Polycystic ovary syndrome is (PCOS) is a disorder of the endocrine system affecting women in their reproductive years. PCOS affects the ovaries and leads to overproduction of male hormone, androgen. This imbalance in hormones leads to irregular menstrual periods and can cause infertility in women by preventing ovulation, the process of monthly release of an egg from the ovary. Therefore PCOS affects the ovaries and ovulation.
Causes of PCOS
The exact cause of PCOS is not known. It is believed that hormone imbalance and overproduction of male hormone interferes with the function of ovaries to release an egg and produce hormones.
The factors that can play a role to cause PCOS are given below.
Different studies have linked PCOS with the genetic factor. The likelihood of developing PCOS increases in women having mother or sister or with PCOS. However, there is no single gene causing PCOS. There is a wide range of genes that lead to PCOS with a variety of symptoms.
2. Insulin resistance
Insulin is the hormone that keeps blood sugar level from getting too high or too low in our body. Insulin resistance means the body cells are resistant to the insulin and does not use insulin effectively, leading to high blood sugar.
3. Hormone Imbalance
Women with PCOS are found to have the following hormone imbalance.
(a) Increased testosterone: It is a male hormone, though women usually produce them in small amounts
(b) Increased Luteinising hormone (LH): This hormone stimulates ovulation, but its increased level affects ovaries abnormally.
(c) Decreased sex-binding globulin (SHBG): It is a protein found in the blood that binds to testosterone and reduces the effects of testosterone.
(d) Increased prolactin level: It is the hormone that stimulates the breast glands for milk production during pregnancy and lactation.
Different studies have shown that women with PCOS have higher inflammation levels in their body. Overweight can also contribute to inflammation. Such inflammation stimulates polycystic ovaries to produce androgens, which can further contribute to heart and blood vessel problems.
Insulin resistance is worsened by being above the normal body weight. Symptoms of PCOS like irregular menstruation, excessive hair growth are more visible in overweight women. A healthy lifestyle with moderate physical activity along with a balanced diet helps in the prevention and treatment of PCOS.
Psychological stress is one possible complication of PCOS. Women going through stress are more at risk for developing PCOS. Stress can contribute to chronic inflammation which triggers the symptoms associated with PCOS like infertility, acne, weight gain.
Treating Infertility and PCOS with IVF

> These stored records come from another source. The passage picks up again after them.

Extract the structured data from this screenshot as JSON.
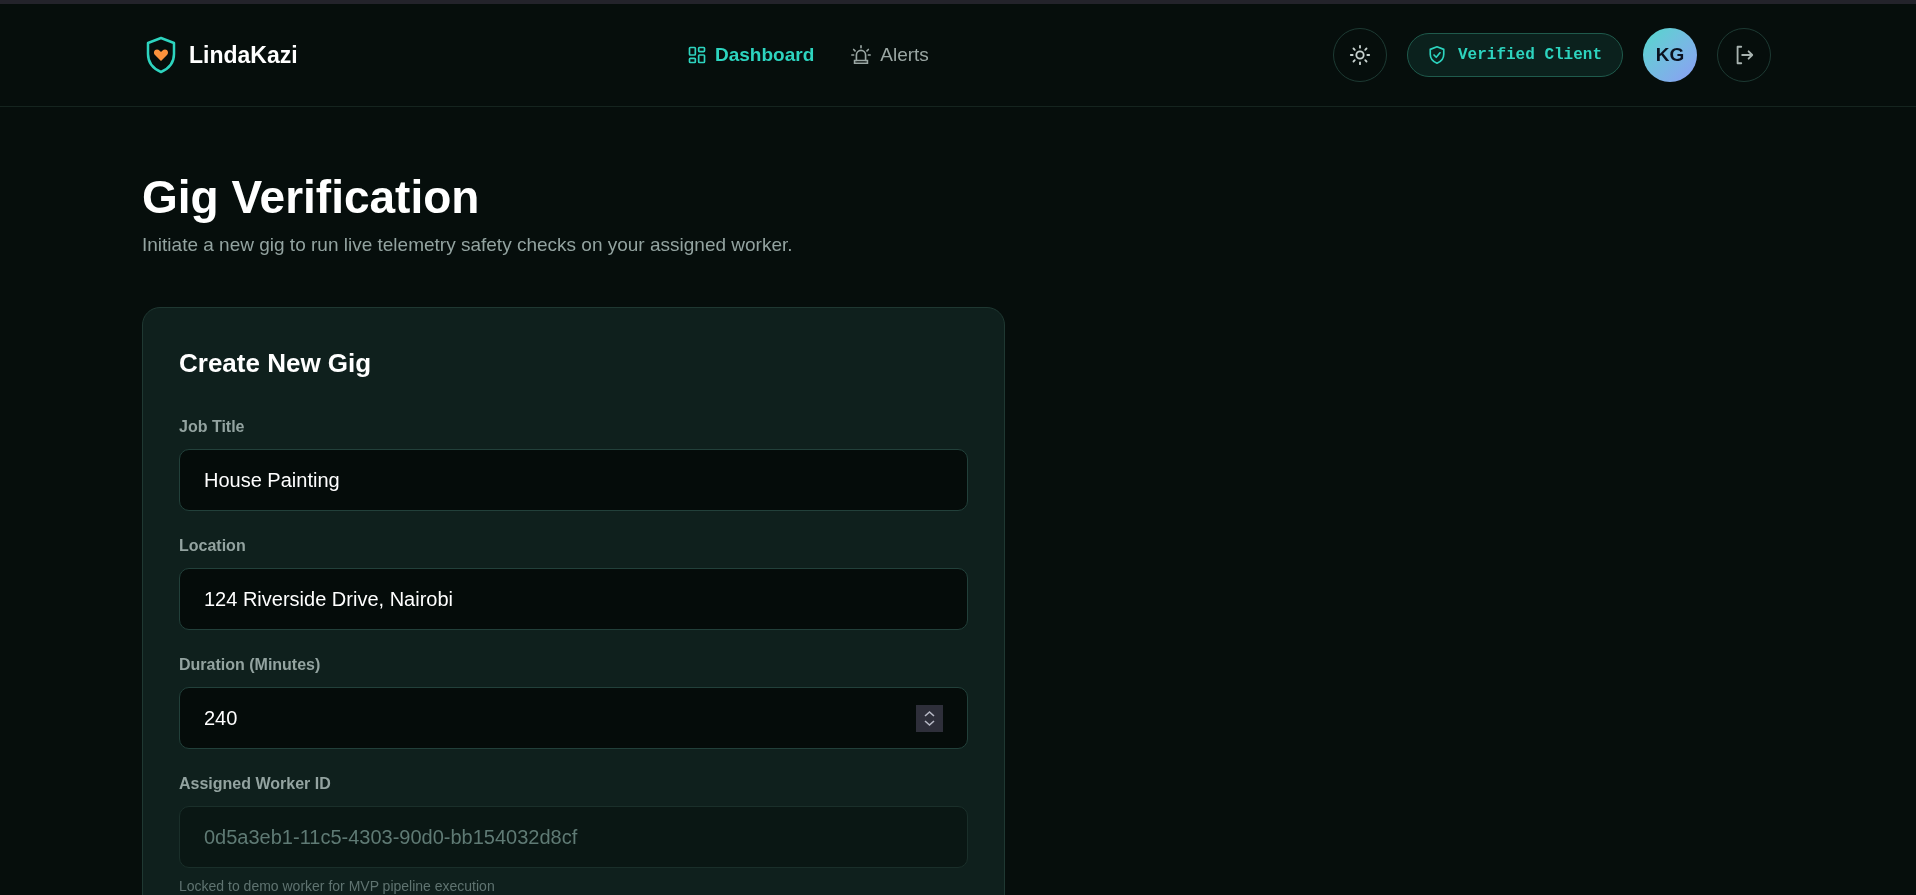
{
  "brand": {
    "name": "LindaKazi"
  },
  "nav": [
    {
      "label": "Dashboard",
      "selected": true
    },
    {
      "label": "Alerts",
      "selected": false
    }
  ],
  "badge": {
    "label": "Verified Client"
  },
  "avatar": {
    "initials": "KG"
  },
  "page": {
    "title": "Gig Verification",
    "subtitle": "Initiate a new gig to run live telemetry safety checks on your assigned worker."
  },
  "form": {
    "title": "Create New Gig",
    "fields": [
      {
        "label": "Job Title",
        "kind": "text",
        "value": "House Painting",
        "disabled": false
      },
      {
        "label": "Location",
        "kind": "text",
        "value": "124 Riverside Drive, Nairobi",
        "disabled": false
      },
      {
        "label": "Duration (Minutes)",
        "kind": "number",
        "value": "240",
        "disabled": false
      },
      {
        "label": "Assigned Worker ID",
        "kind": "text",
        "value": "0d5a3eb1-11c5-4303-90d0-bb154032d8cf",
        "disabled": true,
        "hint": "Locked to demo worker for MVP pipeline execution"
      }
    ]
  }
}
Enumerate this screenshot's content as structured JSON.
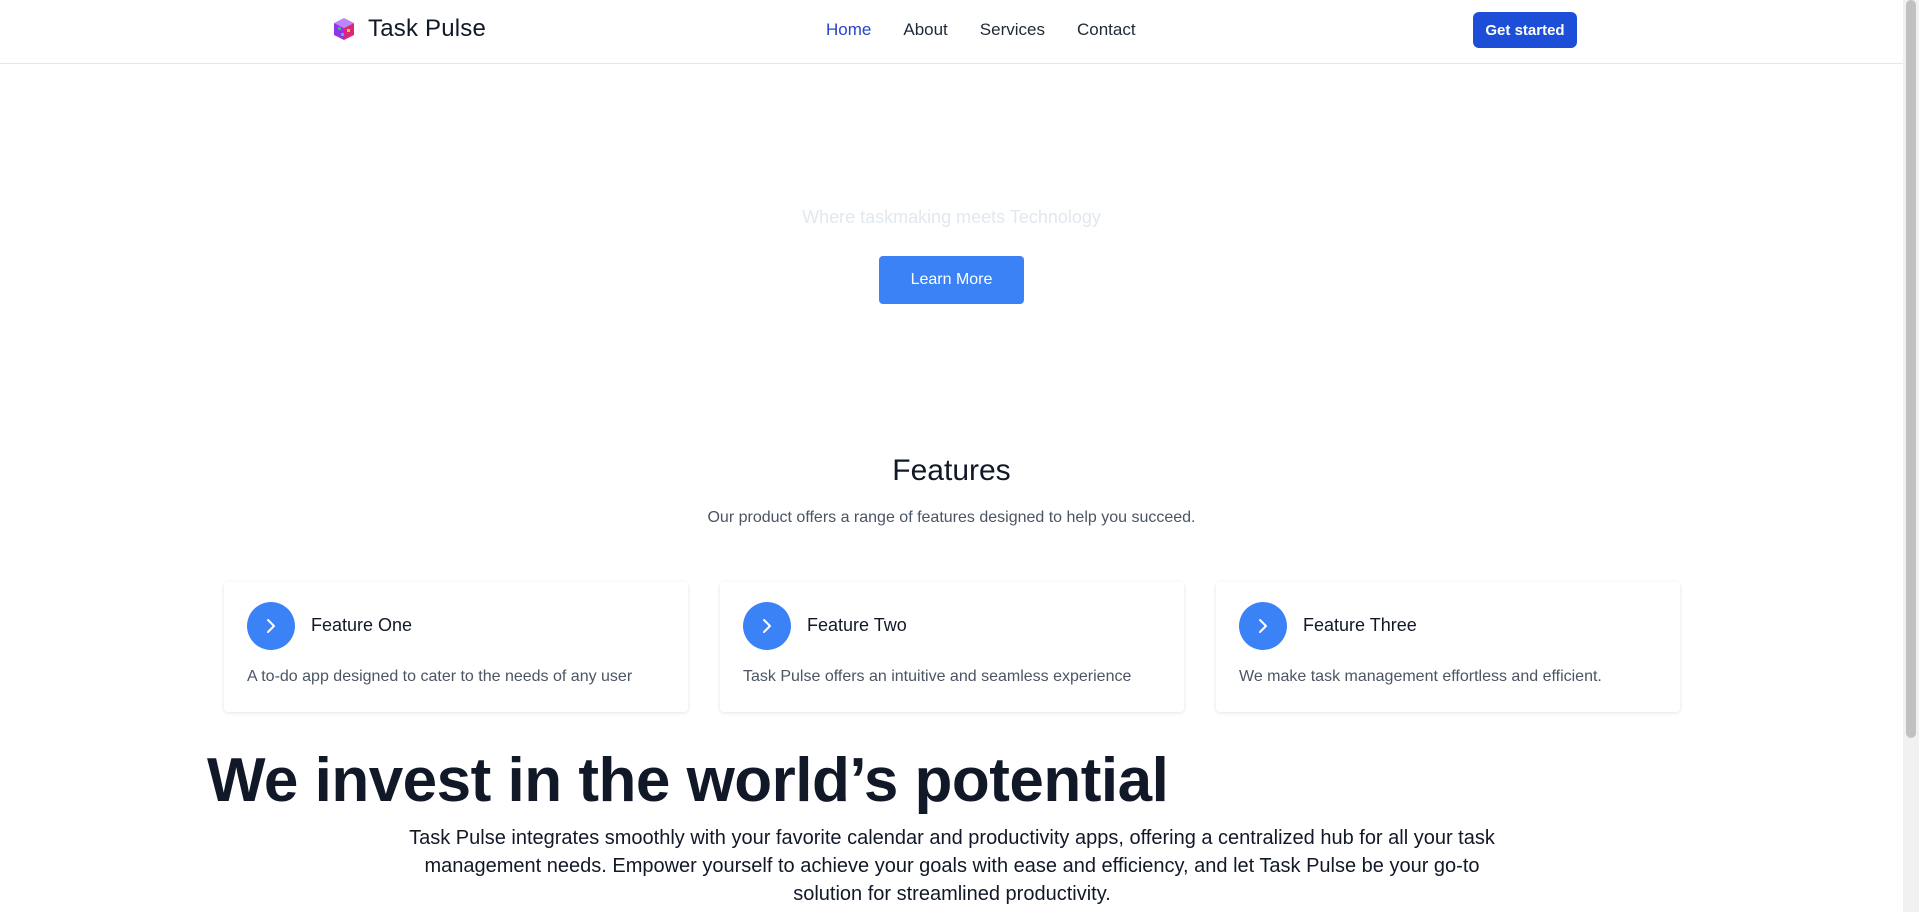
{
  "header": {
    "brand_name": "Task Pulse",
    "nav": [
      "Home",
      "About",
      "Services",
      "Contact"
    ],
    "active_nav": "Home",
    "cta_label": "Get started"
  },
  "hero": {
    "tagline": "Where taskmaking meets Technology",
    "button_label": "Learn More"
  },
  "features": {
    "title": "Features",
    "subtitle": "Our product offers a range of features designed to help you succeed.",
    "items": [
      {
        "title": "Feature One",
        "description": "A to-do app designed to cater to the needs of any user",
        "icon": "chevron-right-icon"
      },
      {
        "title": "Feature Two",
        "description": "Task Pulse offers an intuitive and seamless experience",
        "icon": "chevron-right-icon"
      },
      {
        "title": "Feature Three",
        "description": "We make task management effortless and efficient.",
        "icon": "chevron-right-icon"
      }
    ]
  },
  "invest": {
    "title": "We invest in the world’s potential",
    "body": "Task Pulse integrates smoothly with your favorite calendar and productivity apps, offering a centralized hub for all your task management needs. Empower yourself to achieve your goals with ease and efficiency, and let Task Pulse be your go-to solution for streamlined productivity."
  },
  "colors": {
    "accent": "#3b82f6",
    "cta": "#1d4ed8",
    "active_nav": "#2743c9",
    "tagline": "#e2e8f0"
  }
}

There can be many reasons and factors that contribute to fertility problems in a woman suffering from PCOS, but there is always a hope. Incredible advancements in the field of IVF have made it possible to handle a multitude of issues in women suffering from PCOS. IVF has multiple options of treatment for PCOS and sharply improves pregnancy in women. Assisted reproduction treatment has helped numerous women suffering from endometriosis or PCOS. This is absolutely no barrier to becoming pregnant.
PCOS and Pregnancy
Women suffering from PCOS experience difficulty in getting pregnant as they do not ovulate in a regular pattern. Absent or irregular menstrual cycles are a sign of PCOS as the egg is not from or the body or are ready to be fertilized naturally. During the procedure of IVF, the egg is first removed from the female body and taken in the lab (or ‘in vitro’) for fertilization. The resulting embryo is later returned to the womb. Thus, women suffering from PCOS can have successful pregnancies. Problems related to the growth of cyst on the ovary do not restrict the process of fertilization and pregnancy. The egg was initially prevented from getting released naturally but IVF allows creating the embryo outside the body. Once the embryo is created, women can have a successful pregnancy and healthy baby.